This is a fun topic to come back around to: revisit your favorite records from years past and say what you think of them now. Since a number of sites have done "Best of" lists for the decade, let's review, shall we?
I don't think I came up with a list for this year, but At the Drive-In's Relationship of Command was definitely one of my favorites of that year. The first nine songs really blew my mind, but it wasn't until years later that I grew to love the entire album. After the first nine songs, I just grew fatigued of the near-constant sonic assault. Now I think of that record as important in so many ways, so far as influence on many bands that came afterwards, and how powerful this record still sounds.
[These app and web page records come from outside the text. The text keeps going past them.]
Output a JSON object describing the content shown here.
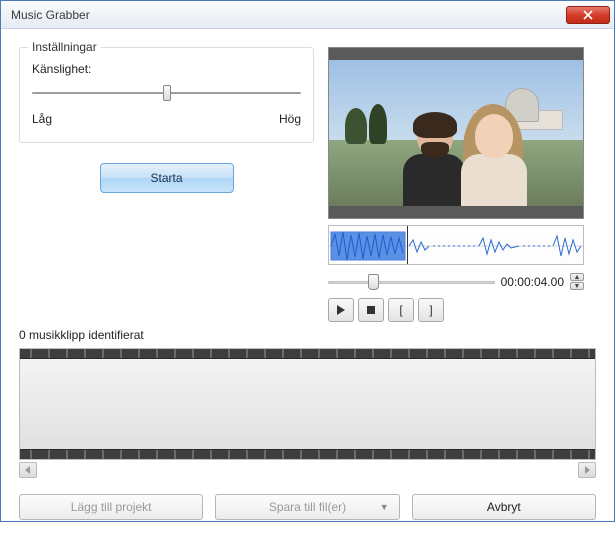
{
  "window": {
    "title": "Music Grabber"
  },
  "settings": {
    "group_label": "Inställningar",
    "sensitivity_label": "Känslighet:",
    "low_label": "Låg",
    "high_label": "Hög"
  },
  "actions": {
    "start": "Starta"
  },
  "playback": {
    "timecode": "00:00:04.00"
  },
  "clips": {
    "identified": "0 musikklipp identifierat"
  },
  "buttons": {
    "add_to_project": "Lägg till projekt",
    "save_to_files": "Spara till fil(er)",
    "cancel": "Avbryt"
  }
}
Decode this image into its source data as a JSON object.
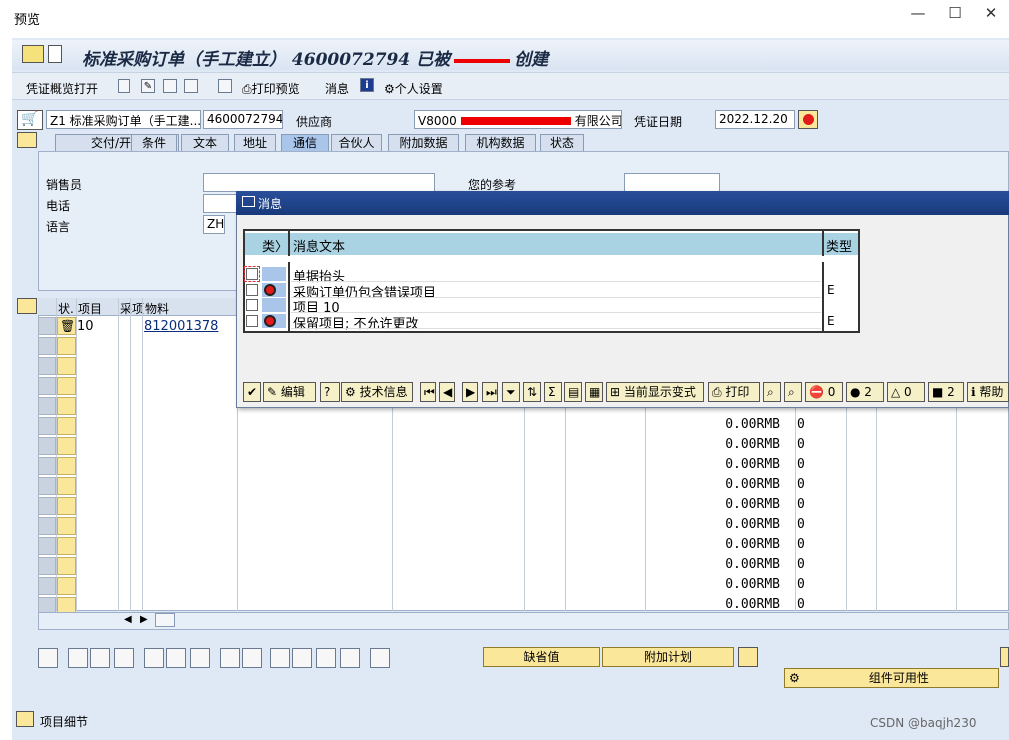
{
  "window": {
    "title": "预览",
    "minimize": "—",
    "maximize": "☐",
    "close": "✕"
  },
  "header": {
    "title": "标准采购订单（手工建立） 4600072794 已被",
    "title_suffix": "创建"
  },
  "toolbar": {
    "overview": "凭证概览打开",
    "print_preview": "打印预览",
    "messages": "消息",
    "personal": "个人设置"
  },
  "doc": {
    "type": "Z1 标准采购订单（手工建...",
    "number": "4600072794",
    "vendor_label": "供应商",
    "vendor_value": "V8000",
    "vendor_suffix": "有限公司",
    "date_label": "凭证日期",
    "date_value": "2022.12.20"
  },
  "tabs": [
    "交付/开票",
    "条件",
    "文本",
    "地址",
    "通信",
    "合伙人",
    "附加数据",
    "机构数据",
    "状态"
  ],
  "comm": {
    "sales_label": "销售员",
    "phone_label": "电话",
    "lang_label": "语言",
    "lang_value": "ZH",
    "ref_label": "您的参考"
  },
  "grid": {
    "headers": [
      "状.",
      "项目",
      "采",
      "项",
      "物料"
    ],
    "first_item": "10",
    "first_material": "812001378",
    "amounts": [
      "0.00RMB",
      "0.00RMB",
      "0.00RMB",
      "0.00RMB",
      "0.00RMB",
      "0.00RMB",
      "0.00RMB",
      "0.00RMB",
      "0.00RMB",
      "0.00RMB"
    ],
    "zero": "0"
  },
  "dialog": {
    "title": "消息",
    "col_type": "类",
    "col_text": "消息文本",
    "col_kind": "类型",
    "messages": [
      {
        "text": "单据抬头",
        "kind": ""
      },
      {
        "text": "采购订单仍包含错误项目",
        "kind": "E"
      },
      {
        "text": "项目 10",
        "kind": ""
      },
      {
        "text": "保留项目; 不允许更改",
        "kind": "E"
      }
    ],
    "buttons": {
      "edit": "编辑",
      "tech": "技术信息",
      "current_var": "当前显示变式",
      "print": "打印",
      "help": "帮助",
      "stop_count": "0",
      "error_count": "2",
      "warn_count": "0",
      "ok_count": "2"
    }
  },
  "bottom": {
    "default_btn": "缺省值",
    "plan_btn": "附加计划",
    "avail_btn": "组件可用性",
    "item_detail": "项目细节",
    "watermark": "CSDN @baqjh230"
  }
}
Memory is very clear on this one: Ryan Adams' Gold. While I always liked the record, it wasn't until I was stuck in a 50-minute back-up on I-45 through Corsicana on the day before Thanksgiving that I realized this was my favorite record of the year.
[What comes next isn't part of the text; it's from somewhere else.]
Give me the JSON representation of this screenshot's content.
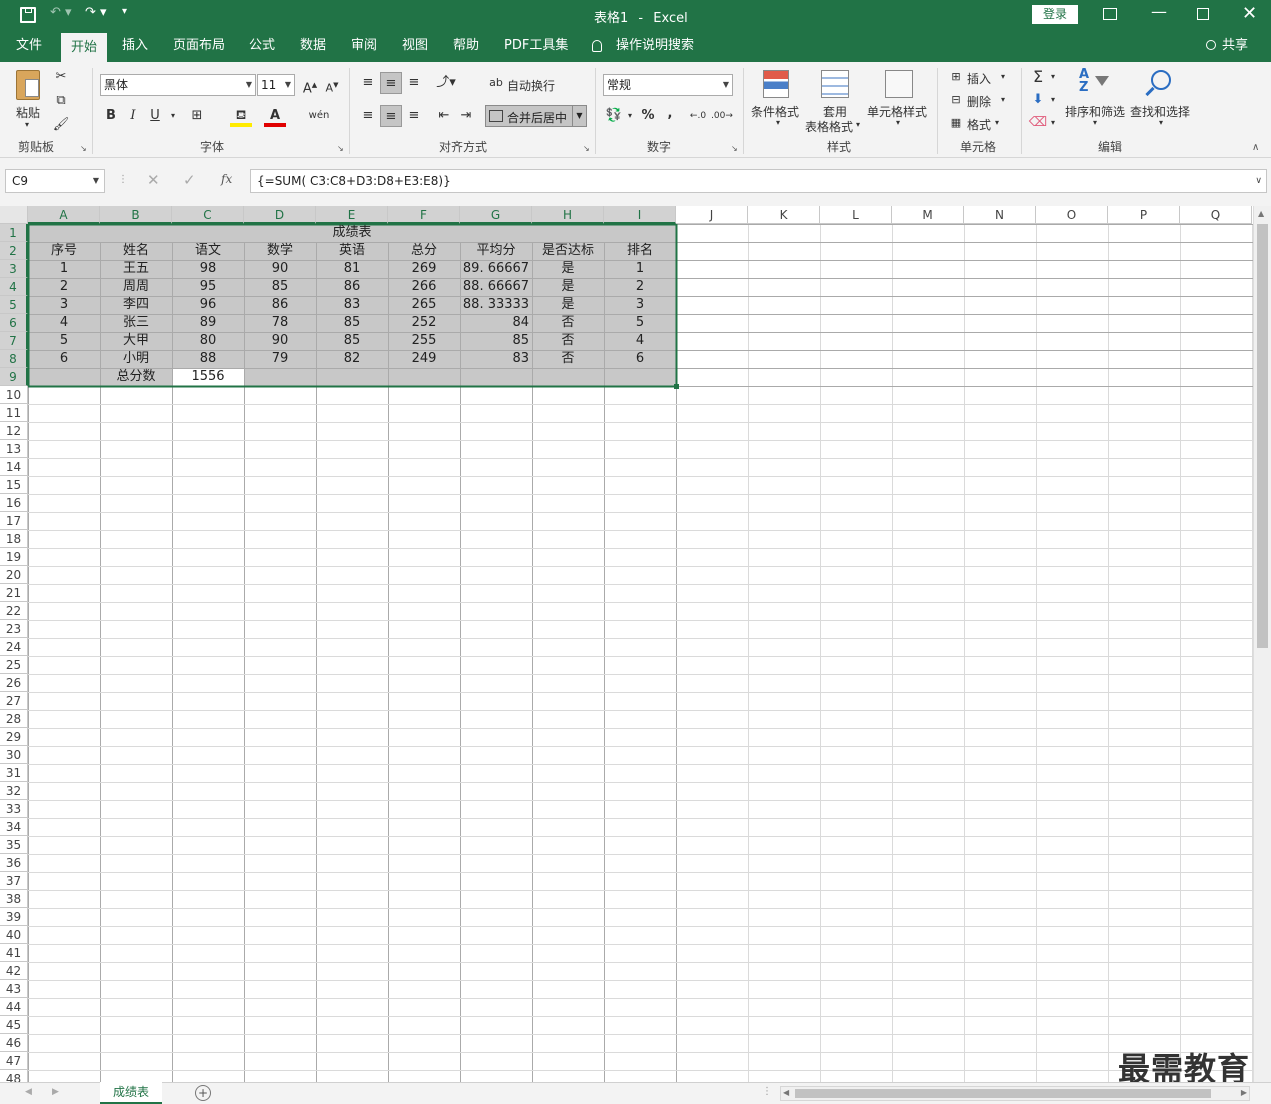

Make no mistake, a lot of Ryan's work is great fodder for brokenhearted. I was still upset over a break-up that happened in the previous year, and a few months into 2002, I would feel even more brokenhearted over another proverbial flight to Hawaii that crashed into the ocean. So, Ryan's music was a great soundtrack. So was Demolition, Love is Hell, and Rock N Roll in the ensuing years. I don't listen to Ryan's music nearly as much as I used to, but I still enjoy it.
The one record that I cherished during this time that I don't cherish now is Bright Eyes' Lifted. I went through the whole painful-but-necessary transition from a full-time college student mentality to a full-time worker mentality in 2002, and it's very safe to say that there were some very bleak months early into the year. When you tell yourself you're nothing because of you don't have a full-time job and you have a major falling-out with one of your best friends, it's easy to be drawn into Bright Eyes' music.
That was me at the time, and listening to this record now is like reading some prose or poetry I wrote that hasn't aged well. The record still sounds phenomenal, but Oberst's lyrics and singing are less appealing to me year after year.
Truth be told, I had forgotten until last Friday night that Cursive's The Ugly Organ was one of my favorites of that year. I have listened to all of Cursive's stuff between Domestica and Mama, I'm Swollen so much that I forgot. Hearing songs like "A Gentleman Caller" and "Butcher the Song" again live, the record has not aged a day to me, and it's still massive.
However, the record that I liked the most that year was none other than Hey Mercedes' Loses Control. This is still a good record to me, but I tend to lean towards the band's debut album, Everynight Fireworks, when I want to listen to some Hey Mercedes.
Look in the archives of this blog and you'll find my write-up on Modest Mouse's Good News for People Who Love Bad News. My sentiments on this record remain the same.
Bloc Party's Silent Alarm still doubles as a fantastic debut album and a singles collection by default.
Cursive came through with Happy Hollow, and like how I feel about The Ugly Organ, this is still an ace record.
Wilco's Sky Blue Sky is the moody older brother to this year's (The Album), but it's a perfect soundtrack for a gray day with beams of sunshine spilling through.
I still like Journey post-Steve Perry, and I still like their post-Perry albums as a whole more than the albums with Steve Perry. For the most part, I still enjoy Revelation, but one song that keeps getting skipped is "After All These Years." Hearing that song so many times on the radio killed the charm for me. It's pure slow-dance cheese at a wedding anniversary party -- something I won't be a part of for a long, long time.